Who will be NASCAR's biggest bulldog now that Ryan Newman is no longer in the field? It will take a while to determine, but early indications are that Cole Custer could assume that role. Both drivers are compact and strong with thick necks that seem to mirror their personalities. Both drivers will fight for every square inch of pavement.
Unfortunately, Custer did not have the equipment in 2021 to allow him to showcase that determination. He finished 26th in the points' standings with only two top-10s and eight top-15s. That was a far cry from 2020 when he had seven top-10s and 14 top-15s. More remarkable still, he won the Quaker State 400 at Kentucky Speedway and qualified for the playoffs.
That victory was not simply handed to him. He passed Martin Truex Jr. on the final lap after a green-white-checkered finish – and it came on the heels of a fifth-place finish the week previous at Indianapolis Motor Speedway. After sustaining damage in an accident the next week at Texas Motor Speedway, he was in top form with back-to-back top-10s at Kansas Speedway and New Hampshire Motor Speedway.
The 2020 season was the first of two years without any significant practice or qualification due to the ongoing COVID-19 pandemic. It should have penalized rookies more than the rest of the field since they lacked the mental notebook to make up for the derth of track time.
It says a lot that Custer was able to have such a strong rookie season.
But that was while Stewart-Haas Racing was at their peak. Lead driver Kevin Harvick won 10 races in 2020, which made him the favorite to win the championship. When the playoffs began, Harvick's results slipped, but Custer held on. Lacking significant playoff bonus points, he was eliminated in the Round of 16, but earned seven top-15s in the final 10 races.
Consistency means a lot in this sport.
With Harvick losing his luster, the Stewart-Haas Racing hangover persisted into 2021. The only driver in the organization to win was Aric Almirola, and like Custer in the previous season, he exited the playoffs early. Whatever the issues were with the company effected the youngest drivers the most. Chase Briscoe finished 23rd in the standings with an average finish of 19.6.
The final 10 races of 2021 looked a lot different than 2020; Custer earned only three top-15s in that span, but he wasn't that far off in several of the other races with a few more high-teens and low-20s results.
While we expect him to land in about the same place in points, it would be unsurprising to see more top-10s and an increased frequency of top-15s. One reason for this is because Custer sustained crash damage in eight races last year. If SHR improves their overall performance, he won't have to push quite so hard to carry the car.
Custer should also benefit from the reintroduction of practice. True, it's only 15 minutes most weeks, but that will give him a better feel for the car and accelerate his learning curve.
Three Best Tracks *
Dover (10.3 in 3 attempts)
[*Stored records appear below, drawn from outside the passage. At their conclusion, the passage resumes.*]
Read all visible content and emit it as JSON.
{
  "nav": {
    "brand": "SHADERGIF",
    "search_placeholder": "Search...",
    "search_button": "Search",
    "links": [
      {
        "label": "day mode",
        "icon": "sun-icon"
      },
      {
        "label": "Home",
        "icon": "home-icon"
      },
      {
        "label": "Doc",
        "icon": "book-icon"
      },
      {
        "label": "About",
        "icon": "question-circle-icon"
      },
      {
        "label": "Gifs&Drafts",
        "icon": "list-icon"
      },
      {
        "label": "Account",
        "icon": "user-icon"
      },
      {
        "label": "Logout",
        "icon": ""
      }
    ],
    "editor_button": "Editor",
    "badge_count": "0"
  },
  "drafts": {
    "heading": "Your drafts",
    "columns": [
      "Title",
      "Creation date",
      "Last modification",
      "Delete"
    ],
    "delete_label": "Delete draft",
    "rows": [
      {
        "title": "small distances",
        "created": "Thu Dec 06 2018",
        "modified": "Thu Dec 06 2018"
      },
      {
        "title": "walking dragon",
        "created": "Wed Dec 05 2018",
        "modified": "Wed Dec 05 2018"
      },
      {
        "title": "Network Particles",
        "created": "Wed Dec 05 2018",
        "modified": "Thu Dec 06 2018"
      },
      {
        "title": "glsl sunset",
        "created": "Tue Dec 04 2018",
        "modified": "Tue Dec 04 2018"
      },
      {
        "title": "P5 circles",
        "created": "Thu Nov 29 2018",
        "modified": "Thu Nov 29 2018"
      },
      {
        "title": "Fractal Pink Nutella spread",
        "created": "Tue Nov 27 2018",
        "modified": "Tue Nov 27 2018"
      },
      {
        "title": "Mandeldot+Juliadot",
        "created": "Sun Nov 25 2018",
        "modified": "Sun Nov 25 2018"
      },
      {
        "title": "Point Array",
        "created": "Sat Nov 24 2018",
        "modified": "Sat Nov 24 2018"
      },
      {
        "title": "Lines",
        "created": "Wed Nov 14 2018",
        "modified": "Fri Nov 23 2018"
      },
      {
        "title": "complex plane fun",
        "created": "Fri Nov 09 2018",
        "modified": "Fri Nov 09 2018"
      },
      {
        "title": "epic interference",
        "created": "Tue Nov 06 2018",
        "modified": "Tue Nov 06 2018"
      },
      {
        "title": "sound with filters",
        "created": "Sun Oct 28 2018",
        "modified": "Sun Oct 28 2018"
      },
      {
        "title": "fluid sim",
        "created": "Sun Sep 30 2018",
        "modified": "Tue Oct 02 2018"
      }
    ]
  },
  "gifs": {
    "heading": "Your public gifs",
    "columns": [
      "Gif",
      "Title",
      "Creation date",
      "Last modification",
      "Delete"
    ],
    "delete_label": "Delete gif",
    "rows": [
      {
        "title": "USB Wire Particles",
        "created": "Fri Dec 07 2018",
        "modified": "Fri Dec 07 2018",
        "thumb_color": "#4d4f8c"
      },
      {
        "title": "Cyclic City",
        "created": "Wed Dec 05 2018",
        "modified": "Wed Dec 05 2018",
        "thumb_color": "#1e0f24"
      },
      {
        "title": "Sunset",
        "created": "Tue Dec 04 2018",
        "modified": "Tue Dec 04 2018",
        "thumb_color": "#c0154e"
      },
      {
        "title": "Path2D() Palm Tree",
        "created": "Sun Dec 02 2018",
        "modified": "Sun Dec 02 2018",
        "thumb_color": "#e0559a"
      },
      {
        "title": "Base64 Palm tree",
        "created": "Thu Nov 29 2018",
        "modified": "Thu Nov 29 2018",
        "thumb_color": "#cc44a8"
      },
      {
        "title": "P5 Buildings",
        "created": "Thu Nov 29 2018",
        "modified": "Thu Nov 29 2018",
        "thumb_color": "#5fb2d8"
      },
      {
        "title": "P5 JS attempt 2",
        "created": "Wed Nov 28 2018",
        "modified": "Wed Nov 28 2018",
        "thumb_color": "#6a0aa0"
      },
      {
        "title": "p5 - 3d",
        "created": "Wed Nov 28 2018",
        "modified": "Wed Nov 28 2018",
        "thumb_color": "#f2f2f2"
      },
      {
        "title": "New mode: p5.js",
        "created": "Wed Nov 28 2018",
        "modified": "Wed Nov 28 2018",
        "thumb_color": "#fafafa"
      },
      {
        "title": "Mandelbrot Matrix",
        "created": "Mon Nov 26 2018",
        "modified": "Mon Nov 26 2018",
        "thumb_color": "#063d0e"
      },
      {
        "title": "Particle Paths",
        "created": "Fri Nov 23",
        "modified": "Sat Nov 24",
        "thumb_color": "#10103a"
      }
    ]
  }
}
Kansas (15.8 in 4)
Charlotte oval (17.0 in 3)
Three Worst Tracks *
Bristol paved (28.7 in 3)
Michigan (27.3 in 3)
Daytona (25.5 in 4)
Victories: None (Best finish: 10th, Talladega 1 & Dover)
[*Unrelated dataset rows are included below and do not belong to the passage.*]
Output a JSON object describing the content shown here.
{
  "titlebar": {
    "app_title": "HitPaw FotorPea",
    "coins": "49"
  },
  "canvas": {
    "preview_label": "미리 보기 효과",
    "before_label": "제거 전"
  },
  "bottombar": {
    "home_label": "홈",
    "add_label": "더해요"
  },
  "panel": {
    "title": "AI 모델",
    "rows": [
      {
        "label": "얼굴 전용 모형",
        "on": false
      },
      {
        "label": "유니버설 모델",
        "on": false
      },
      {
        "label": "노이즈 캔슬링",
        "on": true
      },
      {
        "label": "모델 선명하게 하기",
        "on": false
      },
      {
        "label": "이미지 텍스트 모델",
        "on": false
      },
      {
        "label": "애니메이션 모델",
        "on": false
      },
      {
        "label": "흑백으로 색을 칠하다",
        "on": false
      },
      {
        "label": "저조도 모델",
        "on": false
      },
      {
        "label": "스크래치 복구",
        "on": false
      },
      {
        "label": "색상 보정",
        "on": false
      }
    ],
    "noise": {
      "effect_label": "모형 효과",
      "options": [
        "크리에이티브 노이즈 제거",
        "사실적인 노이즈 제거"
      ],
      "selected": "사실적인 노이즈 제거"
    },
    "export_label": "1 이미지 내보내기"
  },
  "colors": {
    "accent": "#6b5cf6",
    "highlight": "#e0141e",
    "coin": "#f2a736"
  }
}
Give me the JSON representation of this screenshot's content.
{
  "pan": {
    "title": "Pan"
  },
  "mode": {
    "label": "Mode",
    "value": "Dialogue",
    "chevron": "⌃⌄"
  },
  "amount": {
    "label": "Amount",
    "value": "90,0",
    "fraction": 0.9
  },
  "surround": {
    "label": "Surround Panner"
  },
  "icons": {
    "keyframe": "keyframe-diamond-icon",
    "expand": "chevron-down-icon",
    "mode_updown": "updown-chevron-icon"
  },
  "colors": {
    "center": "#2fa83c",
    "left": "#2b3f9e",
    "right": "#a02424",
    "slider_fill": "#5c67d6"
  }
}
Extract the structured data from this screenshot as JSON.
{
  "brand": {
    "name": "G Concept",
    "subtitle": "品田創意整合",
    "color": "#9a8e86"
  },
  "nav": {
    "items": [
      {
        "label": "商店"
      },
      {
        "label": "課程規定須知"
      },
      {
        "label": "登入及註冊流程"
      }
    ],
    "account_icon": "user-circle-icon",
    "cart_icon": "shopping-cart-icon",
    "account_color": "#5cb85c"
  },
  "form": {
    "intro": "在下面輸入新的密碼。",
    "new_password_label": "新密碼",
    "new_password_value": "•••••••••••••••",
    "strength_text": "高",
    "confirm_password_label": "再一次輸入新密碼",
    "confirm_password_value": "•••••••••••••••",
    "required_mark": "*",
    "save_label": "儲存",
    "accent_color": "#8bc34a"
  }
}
Top-fives: 0 (.000)
Top-10s: 2 (.056)
Top-15s: 8 (.222)
Top-20s: 1 (.472)
2021 Finishes at or above rank = 29 (80.6%)
* Active tracks with three or more starts